When the buzzer sounded, the crate swayed more than 8 feet above the ground, enough to give victory to the South Anchorage Sourdoughs and the Red Team.
The Sourdoughs advanced to the finals in the 2012 FIRST Tech Challenge Statewide Robotics Championship at the University of Alaska Fairbanks, earning as spot as one of four teams that will represent Alaska in National competition in St. Louis next month.
More than 200 students from around Alaska took part in the battle of the bots on Saturday. They came from Anchorage, Juneau, Kwethluk and Mekoryuk. They took the field with suitably techy names like Frostbyte (Wasilla), Sprocketoids (Skagway), Titanium Braves (Mt. Edgecumbe), Schrodinger's Hat (Fairbanks), and Team Caffeine and Nerdettes (both East Anchorage High).
Starting last September, each of the 52 teams in the event received identical boxes of parts. They were instructed to design and built a remote-control machine that would score points in various ways: By corralling racquetballs into goal areas, putting them into crates, stacking the crates and raising them up, pushing a bowling ball up a ramp and parking in a designated spot.
Simultaneous matches took place in four diamonds set up in front of a curtain. Behind the curtain were tables where teams tweaked or repaired their creations. In front, striped-shirt referees kept score. Pit crews scrambled to reset the field after each bout. Eager contestants waited for their turns, cradling their geared-up gizmos like a prized Persian at a cat show.
Each diamond held 12 crates stacked in pairs, four stacks topped by tubes containing racquetballs, 12 of which had magnetic chips worth extra points, and two bowling balls.
The three-minute matches opened with a 30-second "autonomous" period in which the robots ran independently of the humans, knocking over crates, sending balls bounding around the rink, sometimes scoring with the bowling balls or managing to get themselves re-parked.
Then the students grabbed control pads and, with flying thumbs, took direct command of the devices. They kept one eye on their entry, the other on their competitors -- and not just in an attempt to beat them. The teams engaged in an ongoing exchange of ideas and helpfulness.

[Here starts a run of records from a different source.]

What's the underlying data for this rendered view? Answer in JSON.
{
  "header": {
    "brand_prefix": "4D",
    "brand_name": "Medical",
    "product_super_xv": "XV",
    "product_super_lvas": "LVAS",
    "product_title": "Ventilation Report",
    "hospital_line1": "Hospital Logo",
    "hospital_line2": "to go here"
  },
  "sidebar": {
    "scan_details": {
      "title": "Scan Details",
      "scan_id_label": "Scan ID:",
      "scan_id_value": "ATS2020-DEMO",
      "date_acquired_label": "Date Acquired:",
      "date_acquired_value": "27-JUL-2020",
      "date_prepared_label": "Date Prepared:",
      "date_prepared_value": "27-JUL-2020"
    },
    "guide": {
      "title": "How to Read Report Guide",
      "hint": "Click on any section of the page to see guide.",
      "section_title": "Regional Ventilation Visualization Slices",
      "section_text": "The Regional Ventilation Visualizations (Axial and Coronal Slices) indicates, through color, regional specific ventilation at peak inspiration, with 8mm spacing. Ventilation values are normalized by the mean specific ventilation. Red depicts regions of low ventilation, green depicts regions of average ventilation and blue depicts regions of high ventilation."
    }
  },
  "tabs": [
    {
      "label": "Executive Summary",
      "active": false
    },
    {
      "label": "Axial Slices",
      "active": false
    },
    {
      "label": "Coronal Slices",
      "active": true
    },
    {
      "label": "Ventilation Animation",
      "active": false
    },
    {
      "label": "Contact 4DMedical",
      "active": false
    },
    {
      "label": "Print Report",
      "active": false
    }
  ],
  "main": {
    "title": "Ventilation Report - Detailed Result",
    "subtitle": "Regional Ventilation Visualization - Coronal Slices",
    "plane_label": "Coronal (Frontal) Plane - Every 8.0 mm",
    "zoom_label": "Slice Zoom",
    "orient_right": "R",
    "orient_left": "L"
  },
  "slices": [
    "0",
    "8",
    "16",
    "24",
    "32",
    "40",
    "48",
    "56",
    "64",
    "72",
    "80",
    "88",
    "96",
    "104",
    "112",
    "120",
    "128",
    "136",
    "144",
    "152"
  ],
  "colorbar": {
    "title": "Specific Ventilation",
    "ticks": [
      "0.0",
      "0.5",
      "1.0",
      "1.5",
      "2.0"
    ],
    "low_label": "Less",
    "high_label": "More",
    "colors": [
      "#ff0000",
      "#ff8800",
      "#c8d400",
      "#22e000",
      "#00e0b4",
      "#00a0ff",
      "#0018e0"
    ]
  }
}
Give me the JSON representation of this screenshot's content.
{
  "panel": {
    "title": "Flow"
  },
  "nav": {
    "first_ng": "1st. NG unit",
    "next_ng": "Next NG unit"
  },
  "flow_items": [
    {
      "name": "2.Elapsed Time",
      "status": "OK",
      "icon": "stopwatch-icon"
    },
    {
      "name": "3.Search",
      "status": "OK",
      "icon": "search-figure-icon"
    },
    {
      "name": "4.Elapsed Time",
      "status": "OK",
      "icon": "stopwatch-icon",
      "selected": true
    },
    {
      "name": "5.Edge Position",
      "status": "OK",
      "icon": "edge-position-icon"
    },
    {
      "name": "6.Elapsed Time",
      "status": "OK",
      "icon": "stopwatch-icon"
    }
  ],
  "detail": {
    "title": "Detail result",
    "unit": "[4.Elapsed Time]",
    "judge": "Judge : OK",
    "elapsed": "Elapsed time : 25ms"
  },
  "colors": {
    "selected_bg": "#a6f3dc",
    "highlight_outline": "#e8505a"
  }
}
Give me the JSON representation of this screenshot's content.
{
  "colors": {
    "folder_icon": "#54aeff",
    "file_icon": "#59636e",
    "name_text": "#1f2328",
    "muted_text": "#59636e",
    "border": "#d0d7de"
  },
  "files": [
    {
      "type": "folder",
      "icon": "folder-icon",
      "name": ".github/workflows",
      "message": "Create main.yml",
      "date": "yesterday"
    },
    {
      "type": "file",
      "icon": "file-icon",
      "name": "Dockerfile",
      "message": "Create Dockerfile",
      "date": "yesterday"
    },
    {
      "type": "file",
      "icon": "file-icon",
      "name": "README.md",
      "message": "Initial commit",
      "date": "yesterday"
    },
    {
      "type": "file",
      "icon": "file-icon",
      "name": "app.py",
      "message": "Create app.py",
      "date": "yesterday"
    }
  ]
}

That's because, in this contest, your opponent in one match might well be your ally later on. Top ranked teams were allowed to pick their partners for the final rounds. The focus on mutual assistance led announcer Dave Patterson to describe the contest as "co-omperatition."
The national FIRST organization (For Inspiration and Recognition of Science and Technology) was founded by Segway inventor Dean Kamen in 1989 to inspire young people's interest and participation in science and technology. In addition to promoting the study of science, the group makes scholarships available to participants.
Many schools fielded more than one four-person team. Lathrop High School in Fairbanks had 16 teams in the event. Last year a Lathrop team, ICY, was in the alliance that came within two points of winning the national championship.
Another Lathrop team, Porhtal, will be going to the nationals this year by virtue of having won first prize at the Idaho State Championship. They'll be joined by three other top teams from the Alaska competition: Sourdoughs, South Anchorage High School (1st); Team Caffeine, East Anchorage High School (2nd); Perpetual Motion, Lathrop High School (Winning Alliance 1st Pick).
More information about the competition is at fllalaska.com/home.
Reach Mike Dunham at email@example.com or 257-4332.